#### Your task:
Every entry must be output exactly as it is written.

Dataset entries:

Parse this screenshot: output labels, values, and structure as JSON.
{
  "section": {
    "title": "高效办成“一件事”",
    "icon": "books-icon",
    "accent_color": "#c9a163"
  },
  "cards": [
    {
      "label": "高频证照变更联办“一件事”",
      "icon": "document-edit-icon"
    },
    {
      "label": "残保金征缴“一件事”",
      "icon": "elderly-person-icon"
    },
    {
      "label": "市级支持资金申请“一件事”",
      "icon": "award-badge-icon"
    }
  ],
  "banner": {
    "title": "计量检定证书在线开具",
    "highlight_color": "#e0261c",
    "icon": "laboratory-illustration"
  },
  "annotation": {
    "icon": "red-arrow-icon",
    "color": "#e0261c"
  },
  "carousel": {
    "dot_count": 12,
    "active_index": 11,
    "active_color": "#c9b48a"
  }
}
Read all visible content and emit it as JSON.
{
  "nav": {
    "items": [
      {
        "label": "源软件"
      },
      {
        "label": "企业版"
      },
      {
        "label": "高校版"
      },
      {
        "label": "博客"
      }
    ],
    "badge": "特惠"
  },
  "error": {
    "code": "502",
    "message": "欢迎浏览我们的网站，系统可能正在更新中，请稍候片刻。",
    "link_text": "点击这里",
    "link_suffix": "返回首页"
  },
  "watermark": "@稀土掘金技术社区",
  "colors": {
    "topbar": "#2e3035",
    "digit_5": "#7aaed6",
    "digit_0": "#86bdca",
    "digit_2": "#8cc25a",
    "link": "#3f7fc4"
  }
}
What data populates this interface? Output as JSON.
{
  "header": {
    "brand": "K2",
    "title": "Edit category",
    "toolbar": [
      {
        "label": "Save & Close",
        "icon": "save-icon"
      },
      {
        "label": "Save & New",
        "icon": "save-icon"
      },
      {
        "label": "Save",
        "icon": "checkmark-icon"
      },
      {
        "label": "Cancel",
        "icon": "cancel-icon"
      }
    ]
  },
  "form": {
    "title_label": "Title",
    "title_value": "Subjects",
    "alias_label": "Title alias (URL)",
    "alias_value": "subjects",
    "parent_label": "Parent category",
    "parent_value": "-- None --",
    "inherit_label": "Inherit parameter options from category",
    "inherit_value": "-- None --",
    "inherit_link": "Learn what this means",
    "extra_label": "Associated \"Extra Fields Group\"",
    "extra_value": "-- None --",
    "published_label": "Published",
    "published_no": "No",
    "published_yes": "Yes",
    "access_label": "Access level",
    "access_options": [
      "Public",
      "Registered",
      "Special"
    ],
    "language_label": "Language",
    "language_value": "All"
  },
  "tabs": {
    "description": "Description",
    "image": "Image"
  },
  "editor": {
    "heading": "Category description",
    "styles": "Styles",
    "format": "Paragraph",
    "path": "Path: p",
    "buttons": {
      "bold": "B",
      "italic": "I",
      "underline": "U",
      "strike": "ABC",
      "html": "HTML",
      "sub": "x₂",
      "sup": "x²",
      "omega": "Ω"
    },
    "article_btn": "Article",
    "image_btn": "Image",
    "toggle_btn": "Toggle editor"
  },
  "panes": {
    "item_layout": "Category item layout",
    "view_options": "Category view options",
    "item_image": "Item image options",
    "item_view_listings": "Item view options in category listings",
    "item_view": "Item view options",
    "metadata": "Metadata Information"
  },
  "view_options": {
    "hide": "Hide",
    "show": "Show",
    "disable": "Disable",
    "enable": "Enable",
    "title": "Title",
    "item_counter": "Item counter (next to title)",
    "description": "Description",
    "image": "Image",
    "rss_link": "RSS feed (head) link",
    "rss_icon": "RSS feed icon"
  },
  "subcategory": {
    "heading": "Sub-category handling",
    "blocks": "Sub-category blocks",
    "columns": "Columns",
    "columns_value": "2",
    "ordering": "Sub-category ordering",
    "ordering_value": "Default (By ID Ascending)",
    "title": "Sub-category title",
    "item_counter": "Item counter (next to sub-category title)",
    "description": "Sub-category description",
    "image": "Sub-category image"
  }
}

#### Exercise output:
Parse this screenshot: output labels, values, and structure as JSON.
{
  "section": {
    "title": "高效办成“一件事”",
    "icon": "books-icon",
    "accent_color": "#c9a163"
  },
  "cards": [
    {
      "label": "高频证照变更联办“一件事”",
      "icon": "document-edit-icon"
    },
    {
      "label": "残保金征缴“一件事”",
      "icon": "elderly-person-icon"
    },
    {
      "label": "市级支持资金申请“一件事”",
      "icon": "award-badge-icon"
    }
  ],
  "banner": {
    "title": "计量检定证书在线开具",
    "highlight_color": "#e0261c",
    "icon": "laboratory-illustration"
  },
  "annotation": {
    "icon": "red-arrow-icon",
    "color": "#e0261c"
  },
  "carousel": {
    "dot_count": 12,
    "active_index": 11,
    "active_color": "#c9b48a"
  }
}
Read all visible content and emit it as JSON.
{
  "nav": {
    "items": [
      {
        "label": "源软件"
      },
      {
        "label": "企业版"
      },
      {
        "label": "高校版"
      },
      {
        "label": "博客"
      }
    ],
    "badge": "特惠"
  },
  "error": {
    "code": "502",
    "message": "欢迎浏览我们的网站，系统可能正在更新中，请稍候片刻。",
    "link_text": "点击这里",
    "link_suffix": "返回首页"
  },
  "watermark": "@稀土掘金技术社区",
  "colors": {
    "topbar": "#2e3035",
    "digit_5": "#7aaed6",
    "digit_0": "#86bdca",
    "digit_2": "#8cc25a",
    "link": "#3f7fc4"
  }
}
What data populates this interface? Output as JSON.
{
  "header": {
    "brand": "K2",
    "title": "Edit category",
    "toolbar": [
      {
        "label": "Save & Close",
        "icon": "save-icon"
      },
      {
        "label": "Save & New",
        "icon": "save-icon"
      },
      {
        "label": "Save",
        "icon": "checkmark-icon"
      },
      {
        "label": "Cancel",
        "icon": "cancel-icon"
      }
    ]
  },
  "form": {
    "title_label": "Title",
    "title_value": "Subjects",
    "alias_label": "Title alias (URL)",
    "alias_value": "subjects",
    "parent_label": "Parent category",
    "parent_value": "-- None --",
    "inherit_label": "Inherit parameter options from category",
    "inherit_value": "-- None --",
    "inherit_link": "Learn what this means",
    "extra_label": "Associated \"Extra Fields Group\"",
    "extra_value": "-- None --",
    "published_label": "Published",
    "published_no": "No",
    "published_yes": "Yes",
    "access_label": "Access level",
    "access_options": [
      "Public",
      "Registered",
      "Special"
    ],
    "language_label": "Language",
    "language_value": "All"
  },
  "tabs": {
    "description": "Description",
    "image": "Image"
  },
  "editor": {
    "heading": "Category description",
    "styles": "Styles",
    "format": "Paragraph",
    "path": "Path: p",
    "buttons": {
      "bold": "B",
      "italic": "I",
      "underline": "U",
      "strike": "ABC",
      "html": "HTML",
      "sub": "x₂",
      "sup": "x²",
      "omega": "Ω"
    },
    "article_btn": "Article",
    "image_btn": "Image",
    "toggle_btn": "Toggle editor"
  },
  "panes": {
    "item_layout": "Category item layout",
    "view_options": "Category view options",
    "item_image": "Item image options",
    "item_view_listings": "Item view options in category listings",
    "item_view": "Item view options",
    "metadata": "Metadata Information"
  },
  "view_options": {
    "hide": "Hide",
    "show": "Show",
    "disable": "Disable",
    "enable": "Enable",
    "title": "Title",
    "item_counter": "Item counter (next to title)",
    "description": "Description",
    "image": "Image",
    "rss_link": "RSS feed (head) link",
    "rss_icon": "RSS feed icon"
  },
  "subcategory": {
    "heading": "Sub-category handling",
    "blocks": "Sub-category blocks",
    "columns": "Columns",
    "columns_value": "2",
    "ordering": "Sub-category ordering",
    "ordering_value": "Default (By ID Ascending)",
    "title": "Sub-category title",
    "item_counter": "Item counter (next to sub-category title)",
    "description": "Sub-category description",
    "image": "Sub-category image"
  }
}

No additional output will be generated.